On April 12, 1959, John F. Kennedy famously claimed that the Chinese word for crisis consists of the characters for two words, “danger” and “opportunity.” That Kennedy’s claim is not true has done little to stop this concept from being advanced by many western leaders and should be recognized for its rhetorical and ideological import regardless of its technical veracity. While technically untrue, the expression captures an essential, deeper truth that during moments of crisis there are dangers and opportunities.
Today, the United States is in a moment of historical and unprecedented crisis. The danger is real, particularly for older Americans in their 70s and 80s. According to NPR, all 50 states in the U.S. have reported cases of the Covid-19 virus, popularly referred to as the novel Coronavirus. Gavin Newsom, the governor of California, has instituted a statewide lockdown. Like the virus itself, such sweeping protections are spreading elsewhere in the United States; NYC Mayor Bill De Blasio is considering ordering New York City’s 8.6 million residents to shelter in place as well. Given this moment of crisis, citizens of other communities are urged to prepare in advance for the possibility of similar lockdowns, quarantines, or mandates to shelter-in-place. Families should first make sure they have adequate emergency supplies – FEMA has excellent resources available for realistic emergency preparations: https://www.fema.gov/media-library/assets/documents/7877
Once these preparations are complete, however, comes the realization that lockdowns and quarantines are incredibly boring. In households free of infection, the crisis of boredom will be felt more acutely than the crisis of the virus itself. And herein lies the opportunity. These moments of isolation grant the chance to drink deeply from the cup of understanding and sharpen ideological rhetoric. To this end, those seeking to take advantage of the opportunity within this crisis may find the following books helpful. Each has been carefully selected for its foundational contributions to conservative thought.
The first book recommended is the Christian Bible. While the United States has a proud history of secular governance and a tradition of “separation of church and state,” the Christian Bible inarguably helped shape the thinking of most, if not all, of the founding fathers in the writing of our founding documents, the Declaration of Independence and the Constitution of the United States. With an average page length of 1200 pages depending on the version, the Christian Bible will require approximately 53 hours for the average reader. For those who primarily draw their biblical scholarship from church services and Sunday school, however, be forewarned: the Bible, especially the Old Testament, is full of graphic stories featuring prostitution, incest, dismemberment, women being raped to death, and good-old-fashioned murder. So while the Bible remains a great book to read aloud to the family, parents are encouraged to consider whether a specific passage is age-appropriate for their children.
The second book recommended is Thomas Sowell’s Basic Economics, 5th Edition. At 703 pages, Sowell’s book provides a brilliant introduction to economics and will require approximately 12 hours for the average reader. While free of overtly partisan ideology, Basic Economics provides a plain language defense of free-market principles that is free of complex charts or formulas. Far from being “dumbed down,” this book is highly useful in providing conversational references in support of individual freedom and against collectivist ideologies such as Democratic Socialism and Communism. While this book does not contain content inappropriate for children, parents may find its content too dry for young learners.

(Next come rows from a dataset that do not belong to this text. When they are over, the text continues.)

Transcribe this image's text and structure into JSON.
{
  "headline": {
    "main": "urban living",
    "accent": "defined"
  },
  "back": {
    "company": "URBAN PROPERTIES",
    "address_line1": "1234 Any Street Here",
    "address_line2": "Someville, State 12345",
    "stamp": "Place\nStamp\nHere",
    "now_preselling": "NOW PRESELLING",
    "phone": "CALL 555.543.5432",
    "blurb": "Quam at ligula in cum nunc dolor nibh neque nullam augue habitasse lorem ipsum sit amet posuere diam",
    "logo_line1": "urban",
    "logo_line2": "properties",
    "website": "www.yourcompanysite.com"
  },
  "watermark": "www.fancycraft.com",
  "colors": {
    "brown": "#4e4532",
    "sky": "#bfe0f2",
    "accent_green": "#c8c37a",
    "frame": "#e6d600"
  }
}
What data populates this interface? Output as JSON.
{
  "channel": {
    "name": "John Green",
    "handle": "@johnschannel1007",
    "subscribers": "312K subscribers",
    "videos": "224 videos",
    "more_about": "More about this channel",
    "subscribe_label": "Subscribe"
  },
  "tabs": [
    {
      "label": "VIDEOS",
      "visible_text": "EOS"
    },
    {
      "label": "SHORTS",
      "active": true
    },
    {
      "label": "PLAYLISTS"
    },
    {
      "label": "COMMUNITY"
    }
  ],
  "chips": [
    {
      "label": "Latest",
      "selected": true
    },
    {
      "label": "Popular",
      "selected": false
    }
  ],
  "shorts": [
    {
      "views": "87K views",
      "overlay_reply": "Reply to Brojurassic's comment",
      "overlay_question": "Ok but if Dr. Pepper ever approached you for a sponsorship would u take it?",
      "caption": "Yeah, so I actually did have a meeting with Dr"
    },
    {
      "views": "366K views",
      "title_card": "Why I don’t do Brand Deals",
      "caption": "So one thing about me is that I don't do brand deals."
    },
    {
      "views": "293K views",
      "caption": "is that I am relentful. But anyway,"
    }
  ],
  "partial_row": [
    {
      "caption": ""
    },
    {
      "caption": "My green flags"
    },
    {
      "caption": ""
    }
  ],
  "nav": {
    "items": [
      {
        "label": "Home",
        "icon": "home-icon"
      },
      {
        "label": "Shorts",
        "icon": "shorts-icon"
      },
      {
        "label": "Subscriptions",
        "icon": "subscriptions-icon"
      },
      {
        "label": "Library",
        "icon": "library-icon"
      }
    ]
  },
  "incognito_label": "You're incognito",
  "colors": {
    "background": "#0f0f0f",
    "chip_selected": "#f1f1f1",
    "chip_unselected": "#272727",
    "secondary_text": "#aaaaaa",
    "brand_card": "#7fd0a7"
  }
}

The third book recommended is Aleksandr I. Solzhenitsyn’s The Gulag Archipelago Volume 1. At 704 pages, The Gulag Archipelago will require approximately 14 hours for the average reader. The book details a harrowing collection of first and second-hand accounts of criminal justice and the soviet secret police in the USSR. This groundbreaking work, for which its author was awarded the 1970 Nobel Prize in Literature, brings to light the inevitable link between collectivism and blood-thirsty totalitarianism. Due to its overt descriptions of terror, murder, and torture, this book is not appropriate for children under the age of 16.
The fourth and final book recommended is Ayn Rand’s controversial Atlas Shrugged. While critics of the book often focus on Rand’s overt atheism and her strange attitudes toward sex, some of which spill over into the novel itself, her defense of capitalism and individualism remain among the foremost defenses in the world. As Paul Ryan stated in 2009, “Ayn Rand did the best job of anybody to build a moral case of capitalism, and that morality of capitalism is under assault.” At a massive 1168 pages, Atlas Shrugged will require on average 43 hours to read. Like the trains that feature heavily in the book’s setting, the book’s first act chugs slowly as it gets started but begins to build up narrative speed in its second and third acts. While the novel does contain overt sexual references, including some non-consensual sex acts, these descriptions are not pornographic. Atlas Shrugged is appropriate for mature high-school readers but the sex scenes should be skipped if reading aloud to elementary-aged children.
Taken together, these four books will provide 122 hours of education and entertainment. In this moment of crisis, citizens should see these quarantines, lockdowns, and shelter-in-place mandates as opportunities to sharpen their thinking and improve their arguments in support of faith, family, and freedom by reading one or all of these foundational books. Reading these books will help assure our communities emerge from this historic crisis not only healthier but wiser as well.